For example, if you mess up and say to yourself, “I am the worst [student, employee, spouse, parent, person] ever” are these thoughts motivating? Does relating to yourself in this way help you to be better? I don't think so! Let’s say that instead of beating yourself up when you make a mistake, you respond with kindness and say to yourself, “I feel bad about making this mistake. That is not the kind of [student, employee, spouse, parent, person] I want to be, but I am human; I mess up just like everyone else. This _______________ is more in alignment with my values and what I am going to make a commitment to doing next time." Now that is more like it!
"THE CURIOUS PARADOX IS THAT WHEN I ACCEPT MYSELF JUST AS I AM, THEN I CAN CHANGE."
THE RELATIONSHIP BETWEEN MINDFULNESS AND SELF-COMPASSION
There is a special relationship between mindfulness and self-compassion. Why? Because, when awareness, or mindfulness, increases, so do many difficulties.
This is why as awareness or mindfulness increases, so must compassion. In the Buddhist tradition, they often talk about mindfulness as one wing of the bird and compassion as the other; you need both to fly.
In other words, as you become more aware of some of the difficulties in your own life, you need compassion to sustain it.
HOW DO YOU PRACTICE SELF-COMPASSION?
Like mindfulness, compassion is something that can be practiced and strengthened. So how can you practice self-compassion? When you are experiencing self-critical thoughts or feelings I would encourage you to practice three simple steps:
1. This hurts. This is painful. This is suffering.
2. I am not alone in this. I am a human being and pain is a part of my shared humanity.
3. May I be kind, gentle, and patient with myself as I learn and grow.
You can practice self-compassion by doing some of the exercises at either Kristin Neff or Christopher Germer's websites. They both have books on self-compassion, Self-Compassion and the Mindful Path to Self Compassion respectively, and a workbook, the Mindful Self-Compassion Workbook.
WHAT IS COMPASSION-FOCUSED THERAPY?
Compassion-focused therapy (CFT) was developed by Paul Gilbert. CFT helps people learn skills to relate to themself with less anger, shame, and criticism to improve thier mental health and wellbeing.
If you are interested in in working with me please click the button below to schedule your free 15-minute phone call.

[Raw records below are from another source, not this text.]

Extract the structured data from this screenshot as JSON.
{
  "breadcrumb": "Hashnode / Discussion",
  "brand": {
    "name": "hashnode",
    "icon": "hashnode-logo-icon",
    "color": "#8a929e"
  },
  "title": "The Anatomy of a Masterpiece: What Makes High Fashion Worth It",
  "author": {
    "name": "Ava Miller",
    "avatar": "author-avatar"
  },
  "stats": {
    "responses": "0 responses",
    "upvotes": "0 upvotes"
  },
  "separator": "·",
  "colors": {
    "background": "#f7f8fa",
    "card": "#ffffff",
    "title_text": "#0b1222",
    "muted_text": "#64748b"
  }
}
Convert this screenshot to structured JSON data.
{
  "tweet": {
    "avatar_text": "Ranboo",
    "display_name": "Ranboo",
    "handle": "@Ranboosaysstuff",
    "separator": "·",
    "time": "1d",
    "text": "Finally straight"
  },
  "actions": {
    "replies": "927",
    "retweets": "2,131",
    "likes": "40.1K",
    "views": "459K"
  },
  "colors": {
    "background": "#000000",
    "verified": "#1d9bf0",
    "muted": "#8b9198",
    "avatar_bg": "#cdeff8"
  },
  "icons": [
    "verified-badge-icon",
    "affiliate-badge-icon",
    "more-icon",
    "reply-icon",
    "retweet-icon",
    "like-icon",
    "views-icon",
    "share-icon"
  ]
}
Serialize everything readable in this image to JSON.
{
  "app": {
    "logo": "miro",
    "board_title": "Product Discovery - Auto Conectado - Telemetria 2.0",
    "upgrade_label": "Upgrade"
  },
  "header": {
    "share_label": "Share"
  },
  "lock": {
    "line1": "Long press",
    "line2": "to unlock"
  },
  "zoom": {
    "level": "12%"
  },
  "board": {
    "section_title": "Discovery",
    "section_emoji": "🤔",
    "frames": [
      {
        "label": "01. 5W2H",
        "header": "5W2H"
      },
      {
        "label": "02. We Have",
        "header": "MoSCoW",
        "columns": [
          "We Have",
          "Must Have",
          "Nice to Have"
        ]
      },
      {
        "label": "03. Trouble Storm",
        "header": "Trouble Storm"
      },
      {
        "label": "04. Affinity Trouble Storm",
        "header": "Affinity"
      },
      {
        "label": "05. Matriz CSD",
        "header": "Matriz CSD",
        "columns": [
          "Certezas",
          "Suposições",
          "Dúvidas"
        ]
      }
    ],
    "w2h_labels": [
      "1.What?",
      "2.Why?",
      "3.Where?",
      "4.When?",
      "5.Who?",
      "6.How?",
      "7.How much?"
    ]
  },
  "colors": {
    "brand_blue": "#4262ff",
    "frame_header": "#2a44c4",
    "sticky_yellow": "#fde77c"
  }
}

Please note that this information is intended for informational purposes only. It should not be used as a substitute for psychological or medical care. If you are looking for professional help, visit my resources page for guidance on how to find a therapist. If you are experiencing a mental health emergency, call 911 or go to the nearest ER.